We assume at Big Spaceship that the work will come out at a very high level on the other side. So the question becomes, who’s going to be fun and interesting to work with along the way? Who’s going to bring out good things in other people?
Q. Give some more examples about what it’s like to work at your company.
A. I don’t believe that creativity is a department. In most of the industry, they talk about the “creatives” and creative directors. I think that’s a really detrimental thing. I won’t put “creative” in anybody’s title. If you’re not creative, regardless of what your role is, you can’t work here, period. It’s cost of entry. And I think in general it should be the cost of entry. If we’re in an idea economy, if we’re in an information economy, then it seems like everybody needs to be creative.
We also invite people from all of our disciplines into all of our brainstorms. Great ideas come from everywhere. So how do you create an environment where everybody not only has a voice, but also the mandate is to speak up? I want to talk about the pros and cons of things, and I want people to make really compelling arguments. I want people to argue with me or tell me I’m full of it. I have no ego about that stuff. I will state my position just as strongly, but I really relish those moments.
One of my longest-standing clients, a very smart guy, says: “There’s two ways to manage. You can hire to be the smartest person in the room or you can hire to be the dumbest person in the room.” And I absolutely want to do the latter.
Q. What about how you designed your office?
A. About four or five years ago, when we moved into the space we’re in now, we went through the process with the architect of talking through what we wanted the space to look like, and they did these drawings of these really awesome, sort of monolithic giant white tables. I think there were seven of them across, and they can seat about 10 people around them. And there was a point maybe three years ago where I could feel a little bit of kind of territorialism creeping in: “Oh, that wasn’t us. That was the technology group.” And I said I need to nip this in the bud. We were sitting according to discipline. As soon as they’re sitting together, it’s a department.

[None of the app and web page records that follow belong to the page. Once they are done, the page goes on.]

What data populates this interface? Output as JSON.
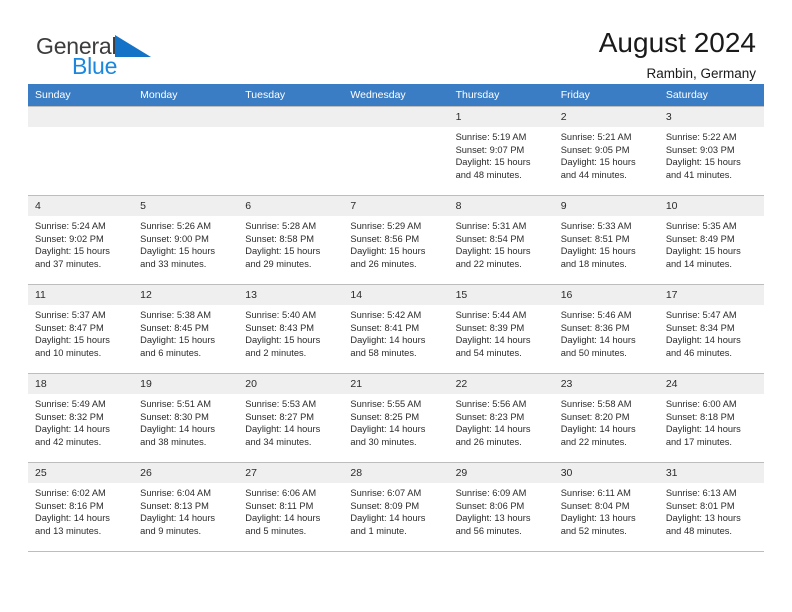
{
  "logo": {
    "word_top": "General",
    "word_bottom": "Blue",
    "triangle_color": "#1473c6",
    "blue_color": "#1c87dc"
  },
  "header": {
    "title": "August 2024",
    "location": "Rambin, Germany"
  },
  "theme": {
    "header_bar": "#3b7dc4",
    "daynum_bg": "#efefef",
    "grid_line": "#bdbdbd"
  },
  "weekday_headers": [
    "Sunday",
    "Monday",
    "Tuesday",
    "Wednesday",
    "Thursday",
    "Friday",
    "Saturday"
  ],
  "labels": {
    "sunrise": "Sunrise:",
    "sunset": "Sunset:",
    "daylight": "Daylight:"
  },
  "weeks": [
    [
      {
        "day": "",
        "empty": true
      },
      {
        "day": "",
        "empty": true
      },
      {
        "day": "",
        "empty": true
      },
      {
        "day": "",
        "empty": true
      },
      {
        "day": "1",
        "sunrise": "Sunrise: 5:19 AM",
        "sunset": "Sunset: 9:07 PM",
        "daylight_1": "Daylight: 15 hours",
        "daylight_2": "and 48 minutes."
      },
      {
        "day": "2",
        "sunrise": "Sunrise: 5:21 AM",
        "sunset": "Sunset: 9:05 PM",
        "daylight_1": "Daylight: 15 hours",
        "daylight_2": "and 44 minutes."
      },
      {
        "day": "3",
        "sunrise": "Sunrise: 5:22 AM",
        "sunset": "Sunset: 9:03 PM",
        "daylight_1": "Daylight: 15 hours",
        "daylight_2": "and 41 minutes."
      }
    ],
    [
      {
        "day": "4",
        "sunrise": "Sunrise: 5:24 AM",
        "sunset": "Sunset: 9:02 PM",
        "daylight_1": "Daylight: 15 hours",
        "daylight_2": "and 37 minutes."
      },
      {
        "day": "5",
        "sunrise": "Sunrise: 5:26 AM",
        "sunset": "Sunset: 9:00 PM",
        "daylight_1": "Daylight: 15 hours",
        "daylight_2": "and 33 minutes."
      },
      {
        "day": "6",
        "sunrise": "Sunrise: 5:28 AM",
        "sunset": "Sunset: 8:58 PM",
        "daylight_1": "Daylight: 15 hours",
        "daylight_2": "and 29 minutes."
      },
      {
        "day": "7",
        "sunrise": "Sunrise: 5:29 AM",
        "sunset": "Sunset: 8:56 PM",
        "daylight_1": "Daylight: 15 hours",
        "daylight_2": "and 26 minutes."
      },
      {
        "day": "8",
        "sunrise": "Sunrise: 5:31 AM",
        "sunset": "Sunset: 8:54 PM",
        "daylight_1": "Daylight: 15 hours",
        "daylight_2": "and 22 minutes."
      },
      {
        "day": "9",
        "sunrise": "Sunrise: 5:33 AM",
        "sunset": "Sunset: 8:51 PM",
        "daylight_1": "Daylight: 15 hours",
        "daylight_2": "and 18 minutes."
      },
      {
        "day": "10",
        "sunrise": "Sunrise: 5:35 AM",
        "sunset": "Sunset: 8:49 PM",
        "daylight_1": "Daylight: 15 hours",
        "daylight_2": "and 14 minutes."
      }
    ],
    [
      {
        "day": "11",
        "sunrise": "Sunrise: 5:37 AM",
        "sunset": "Sunset: 8:47 PM",
        "daylight_1": "Daylight: 15 hours",
        "daylight_2": "and 10 minutes."
      },
      {
        "day": "12",
        "sunrise": "Sunrise: 5:38 AM",
        "sunset": "Sunset: 8:45 PM",
        "daylight_1": "Daylight: 15 hours",
        "daylight_2": "and 6 minutes."
      },
      {
        "day": "13",
        "sunrise": "Sunrise: 5:40 AM",
        "sunset": "Sunset: 8:43 PM",
        "daylight_1": "Daylight: 15 hours",
        "daylight_2": "and 2 minutes."
      },
      {
        "day": "14",
        "sunrise": "Sunrise: 5:42 AM",
        "sunset": "Sunset: 8:41 PM",
        "daylight_1": "Daylight: 14 hours",
        "daylight_2": "and 58 minutes."
      },
      {
        "day": "15",
        "sunrise": "Sunrise: 5:44 AM",
        "sunset": "Sunset: 8:39 PM",
        "daylight_1": "Daylight: 14 hours",
        "daylight_2": "and 54 minutes."
      },
      {
        "day": "16",
        "sunrise": "Sunrise: 5:46 AM",
        "sunset": "Sunset: 8:36 PM",
        "daylight_1": "Daylight: 14 hours",
        "daylight_2": "and 50 minutes."
      },
      {
        "day": "17",
        "sunrise": "Sunrise: 5:47 AM",
        "sunset": "Sunset: 8:34 PM",
        "daylight_1": "Daylight: 14 hours",
        "daylight_2": "and 46 minutes."
      }
    ],
    [
      {
        "day": "18",
        "sunrise": "Sunrise: 5:49 AM",
        "sunset": "Sunset: 8:32 PM",
        "daylight_1": "Daylight: 14 hours",
        "daylight_2": "and 42 minutes."
      },
      {
        "day": "19",
        "sunrise": "Sunrise: 5:51 AM",
        "sunset": "Sunset: 8:30 PM",
        "daylight_1": "Daylight: 14 hours",
        "daylight_2": "and 38 minutes."
      },
      {
        "day": "20",
        "sunrise": "Sunrise: 5:53 AM",
        "sunset": "Sunset: 8:27 PM",
        "daylight_1": "Daylight: 14 hours",
        "daylight_2": "and 34 minutes."
      },
      {
        "day": "21",
        "sunrise": "Sunrise: 5:55 AM",
        "sunset": "Sunset: 8:25 PM",
        "daylight_1": "Daylight: 14 hours",
        "daylight_2": "and 30 minutes."
      },
      {
        "day": "22",
        "sunrise": "Sunrise: 5:56 AM",
        "sunset": "Sunset: 8:23 PM",
        "daylight_1": "Daylight: 14 hours",
        "daylight_2": "and 26 minutes."
      },
      {
        "day": "23",
        "sunrise": "Sunrise: 5:58 AM",
        "sunset": "Sunset: 8:20 PM",
        "daylight_1": "Daylight: 14 hours",
        "daylight_2": "and 22 minutes."
      },
      {
        "day": "24",
        "sunrise": "Sunrise: 6:00 AM",
        "sunset": "Sunset: 8:18 PM",
        "daylight_1": "Daylight: 14 hours",
        "daylight_2": "and 17 minutes."
      }
    ],
    [
      {
        "day": "25",
        "sunrise": "Sunrise: 6:02 AM",
        "sunset": "Sunset: 8:16 PM",
        "daylight_1": "Daylight: 14 hours",
        "daylight_2": "and 13 minutes."
      },
      {
        "day": "26",
        "sunrise": "Sunrise: 6:04 AM",
        "sunset": "Sunset: 8:13 PM",
        "daylight_1": "Daylight: 14 hours",
        "daylight_2": "and 9 minutes."
      },
      {
        "day": "27",
        "sunrise": "Sunrise: 6:06 AM",
        "sunset": "Sunset: 8:11 PM",
        "daylight_1": "Daylight: 14 hours",
        "daylight_2": "and 5 minutes."
      },
      {
        "day": "28",
        "sunrise": "Sunrise: 6:07 AM",
        "sunset": "Sunset: 8:09 PM",
        "daylight_1": "Daylight: 14 hours",
        "daylight_2": "and 1 minute."
      },
      {
        "day": "29",
        "sunrise": "Sunrise: 6:09 AM",
        "sunset": "Sunset: 8:06 PM",
        "daylight_1": "Daylight: 13 hours",
        "daylight_2": "and 56 minutes."
      },
      {
        "day": "30",
        "sunrise": "Sunrise: 6:11 AM",
        "sunset": "Sunset: 8:04 PM",
        "daylight_1": "Daylight: 13 hours",
        "daylight_2": "and 52 minutes."
      },
      {
        "day": "31",
        "sunrise": "Sunrise: 6:13 AM",
        "sunset": "Sunset: 8:01 PM",
        "daylight_1": "Daylight: 13 hours",
        "daylight_2": "and 48 minutes."
      }
    ]
  ]
}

So I worked with my core team to figure out a different layout, with interdisciplinary teams seated together. And we changed the layout so that rather than facing each other, they face outward. They can focus on their job, but as soon as something needs to be discussed, all they have to do is swivel their chairs in and they’ve got a team meeting. And it’s wildly efficient. We have teams that have no conference-room meetings at all and are very, very organized.
And we also had the teams name themselves, design logos, really sort of create an identity so they’re almost like little agencies within the agency. And I think it’s also a way of staying small without being small.
Q. And what other things?
A. I think a little bit of chaos is really good, as long as people can focus on what they need to do. In some ways, I just try to enable stuff to happen, and I’m not quite sure what the stuff will be. We give each discipline a monthly budget, a sort of use-it-or-lose-it budget. Spend it on whatever you want, as long as it’s related to stuff you’re interested in. Designers will buy craft supplies because they want to do stuff with paper and then shoot it and composite it on the computer. Strategists buy books and go to conferences and things like that.
This is not about creating a utopia. I mean, we’re a profit-driven company. But I want a little bit of chaos to be a natural part of the company. Even though that makes things sort of harder, it doesn’t necessarily make them less efficient. I think that’s an assumption people make that’s derived from an industrial era, when efficiency was the defining thing. But it’s not defining in what we do. And what we find is that it’s more efficient for us to do things that would seem less efficient in another industry.